It is a criminal offence to charge more than 60 per cent interest on a loan.
However, with the Ontario Payday Loans Act of 2008, Ontario was exempted from the Criminal Code of Canada. Interest rates being charged by the payday loans industry are north of 500 per cent on an annualized basis.
An article form the Ottawa Business Journal titled, “The True Price of Payday Loans” begins, “If you think interest rates on credit cards are too high, think again.” The article explains hundreds, and perhaps thousands, of people in the Ottawa area pay more than 500 per cent in annual interest to get a loan, pointing out it is perfectly legal.
For a $100 loan “A rate of 21 per cent for two weeks works out to an annual interest rate of 546 per cent. And that’s before compounding and any late-payment fees.” And there are other fees in this industry.
The Globe and Mail, in a series on payday loans, describes an industry that charges $21 on a $100 loan – or 546 per cent a year. We read that in British Columbia, Alberta and Saskatchewan, the industry is allowed to charge 600 per cent a year. Newfoundland does not have legislation. That means they’re subject to the Criminal Code of Canada, and the interest rate there is 60 per cent. New Brunswick charges the same. It’s quite interesting, by way of comparison, the Province of Quebec has a rate cap of 35 per cent. It probably goes without saying there aren’t many payday loan vendors in Quebec.
During legislative debate on the Payday Loans Act, all agreed payday lending is a last resort for many people who’ve got either bad credit or no track record of credit at all, or who have experienced an unexpected drop in income. If co-workers or friends aren’t able to bail them out, people walk into one of these storefronts.
At time of writing the Royal Bank prime lending rate is 2.7 per cent. A standard credit card charges 19.99 per cent in annual interest. And regrettable, so many of our most financially vulnerable – those who can least afford it – by comparison, are paying well over 500 per cent annualized interest.

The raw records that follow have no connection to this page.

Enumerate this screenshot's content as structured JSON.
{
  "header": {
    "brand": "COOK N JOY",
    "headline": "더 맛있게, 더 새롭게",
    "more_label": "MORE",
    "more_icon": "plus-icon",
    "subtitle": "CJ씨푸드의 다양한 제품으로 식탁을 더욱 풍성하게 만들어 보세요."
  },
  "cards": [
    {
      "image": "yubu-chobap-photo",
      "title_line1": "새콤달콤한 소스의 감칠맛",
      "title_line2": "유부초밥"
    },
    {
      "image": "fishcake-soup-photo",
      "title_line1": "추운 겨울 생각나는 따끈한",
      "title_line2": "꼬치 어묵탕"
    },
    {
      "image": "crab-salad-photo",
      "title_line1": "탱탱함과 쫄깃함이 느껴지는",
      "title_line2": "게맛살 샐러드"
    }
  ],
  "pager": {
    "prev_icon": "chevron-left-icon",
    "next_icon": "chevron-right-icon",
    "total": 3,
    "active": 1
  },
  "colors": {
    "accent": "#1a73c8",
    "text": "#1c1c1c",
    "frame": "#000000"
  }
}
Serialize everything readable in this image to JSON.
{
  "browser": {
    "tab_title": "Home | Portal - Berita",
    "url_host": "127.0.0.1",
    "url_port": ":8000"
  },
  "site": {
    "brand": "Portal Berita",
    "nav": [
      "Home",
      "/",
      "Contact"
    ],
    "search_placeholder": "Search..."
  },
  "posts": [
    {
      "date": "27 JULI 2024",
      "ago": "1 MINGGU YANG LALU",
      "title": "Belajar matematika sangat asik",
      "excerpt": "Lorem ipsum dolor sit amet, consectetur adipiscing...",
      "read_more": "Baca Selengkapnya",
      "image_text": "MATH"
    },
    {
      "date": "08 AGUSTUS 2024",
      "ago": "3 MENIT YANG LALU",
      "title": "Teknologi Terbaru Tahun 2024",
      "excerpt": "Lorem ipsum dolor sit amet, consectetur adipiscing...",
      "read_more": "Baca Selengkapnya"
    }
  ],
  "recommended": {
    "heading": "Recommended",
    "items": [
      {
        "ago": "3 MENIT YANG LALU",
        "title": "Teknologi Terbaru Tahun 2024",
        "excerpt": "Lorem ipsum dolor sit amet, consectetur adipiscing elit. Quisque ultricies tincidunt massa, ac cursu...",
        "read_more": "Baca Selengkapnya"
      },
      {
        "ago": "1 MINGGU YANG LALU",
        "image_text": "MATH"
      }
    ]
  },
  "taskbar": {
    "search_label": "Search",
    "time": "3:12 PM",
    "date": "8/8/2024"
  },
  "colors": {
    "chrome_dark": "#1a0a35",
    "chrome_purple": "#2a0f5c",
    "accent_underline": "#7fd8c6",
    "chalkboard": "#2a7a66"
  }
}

We’re told this is not meant to be a regular source of funding. However, there are those who regrettably become addicted to this source of funding – somewhat akin to the doctor shopping that we see with someone addicted to narcotic analgesics. You may get cut off at one particular payday lending company, but in so many areas – and they do seem to be clustered in neighbourhoods – you can merely walk across the street and pick up that second, third or fourth loan. So you can cut off a repeat customer, but there seem to be ways to access yet another loan to compound on the previous borrowing.
For those who are simply struggling, payday lending only makes one thing easier – falling further into debt. In an ideal world, payday lenders wouldn’t be needed. We don’t live in an ideal world and won’t see one in the foreseeable future. Payday lending is the safety valve that stands between people’s legitimate need for cash and the unregulated underground debt market.